*WORK INSTRUCTION*
Reproduce the entries. Match every word.

*ENTRIES SHOWN*
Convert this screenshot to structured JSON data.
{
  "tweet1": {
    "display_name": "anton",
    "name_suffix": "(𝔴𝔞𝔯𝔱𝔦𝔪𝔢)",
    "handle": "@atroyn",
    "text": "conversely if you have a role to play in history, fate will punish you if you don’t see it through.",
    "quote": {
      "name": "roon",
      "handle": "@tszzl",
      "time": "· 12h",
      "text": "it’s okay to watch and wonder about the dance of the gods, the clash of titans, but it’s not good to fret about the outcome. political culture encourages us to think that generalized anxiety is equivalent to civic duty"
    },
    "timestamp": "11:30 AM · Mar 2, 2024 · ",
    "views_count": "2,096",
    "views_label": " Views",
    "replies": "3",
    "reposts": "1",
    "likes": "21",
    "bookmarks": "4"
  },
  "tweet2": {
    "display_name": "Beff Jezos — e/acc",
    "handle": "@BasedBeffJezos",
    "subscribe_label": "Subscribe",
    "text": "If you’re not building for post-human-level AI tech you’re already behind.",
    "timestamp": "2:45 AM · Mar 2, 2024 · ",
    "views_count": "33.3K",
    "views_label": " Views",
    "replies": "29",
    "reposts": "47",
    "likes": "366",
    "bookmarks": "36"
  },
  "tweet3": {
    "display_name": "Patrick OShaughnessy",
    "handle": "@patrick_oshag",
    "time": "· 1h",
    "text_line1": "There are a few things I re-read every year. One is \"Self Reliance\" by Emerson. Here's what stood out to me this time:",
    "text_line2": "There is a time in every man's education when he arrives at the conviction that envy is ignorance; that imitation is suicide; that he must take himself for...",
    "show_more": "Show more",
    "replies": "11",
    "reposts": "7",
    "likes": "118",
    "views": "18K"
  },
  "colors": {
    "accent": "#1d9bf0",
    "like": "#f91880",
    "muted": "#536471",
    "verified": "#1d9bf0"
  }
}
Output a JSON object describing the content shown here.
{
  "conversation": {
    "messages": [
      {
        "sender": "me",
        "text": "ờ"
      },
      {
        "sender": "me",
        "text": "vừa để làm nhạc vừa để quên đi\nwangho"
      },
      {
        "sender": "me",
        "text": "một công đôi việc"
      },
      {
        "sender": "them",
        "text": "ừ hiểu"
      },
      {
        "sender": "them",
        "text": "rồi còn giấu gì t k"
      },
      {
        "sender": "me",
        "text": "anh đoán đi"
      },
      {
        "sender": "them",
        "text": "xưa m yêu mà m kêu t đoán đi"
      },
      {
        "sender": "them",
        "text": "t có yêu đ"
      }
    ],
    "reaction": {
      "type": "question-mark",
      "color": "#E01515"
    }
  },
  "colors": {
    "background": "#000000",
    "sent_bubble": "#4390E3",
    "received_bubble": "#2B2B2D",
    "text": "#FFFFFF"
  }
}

*EXPECTED ANSWER*
Convert this screenshot to structured JSON data.
{
  "tweet1": {
    "display_name": "anton",
    "name_suffix": "(𝔴𝔞𝔯𝔱𝔦𝔪𝔢)",
    "handle": "@atroyn",
    "text": "conversely if you have a role to play in history, fate will punish you if you don’t see it through.",
    "quote": {
      "name": "roon",
      "handle": "@tszzl",
      "time": "· 12h",
      "text": "it’s okay to watch and wonder about the dance of the gods, the clash of titans, but it’s not good to fret about the outcome. political culture encourages us to think that generalized anxiety is equivalent to civic duty"
    },
    "timestamp": "11:30 AM · Mar 2, 2024 · ",
    "views_count": "2,096",
    "views_label": " Views",
    "replies": "3",
    "reposts": "1",
    "likes": "21",
    "bookmarks": "4"
  },
  "tweet2": {
    "display_name": "Beff Jezos — e/acc",
    "handle": "@BasedBeffJezos",
    "subscribe_label": "Subscribe",
    "text": "If you’re not building for post-human-level AI tech you’re already behind.",
    "timestamp": "2:45 AM · Mar 2, 2024 · ",
    "views_count": "33.3K",
    "views_label": " Views",
    "replies": "29",
    "reposts": "47",
    "likes": "366",
    "bookmarks": "36"
  },
  "tweet3": {
    "display_name": "Patrick OShaughnessy",
    "handle": "@patrick_oshag",
    "time": "· 1h",
    "text_line1": "There are a few things I re-read every year. One is \"Self Reliance\" by Emerson. Here's what stood out to me this time:",
    "text_line2": "There is a time in every man's education when he arrives at the conviction that envy is ignorance; that imitation is suicide; that he must take himself for...",
    "show_more": "Show more",
    "replies": "11",
    "reposts": "7",
    "likes": "118",
    "views": "18K"
  },
  "colors": {
    "accent": "#1d9bf0",
    "like": "#f91880",
    "muted": "#536471",
    "verified": "#1d9bf0"
  }
}
Output a JSON object describing the content shown here.
{
  "conversation": {
    "messages": [
      {
        "sender": "me",
        "text": "ờ"
      },
      {
        "sender": "me",
        "text": "vừa để làm nhạc vừa để quên đi\nwangho"
      },
      {
        "sender": "me",
        "text": "một công đôi việc"
      },
      {
        "sender": "them",
        "text": "ừ hiểu"
      },
      {
        "sender": "them",
        "text": "rồi còn giấu gì t k"
      },
      {
        "sender": "me",
        "text": "anh đoán đi"
      },
      {
        "sender": "them",
        "text": "xưa m yêu mà m kêu t đoán đi"
      },
      {
        "sender": "them",
        "text": "t có yêu đ"
      }
    ],
    "reaction": {
      "type": "question-mark",
      "color": "#E01515"
    }
  },
  "colors": {
    "background": "#000000",
    "sent_bubble": "#4390E3",
    "received_bubble": "#2B2B2D",
    "text": "#FFFFFF"
  }
}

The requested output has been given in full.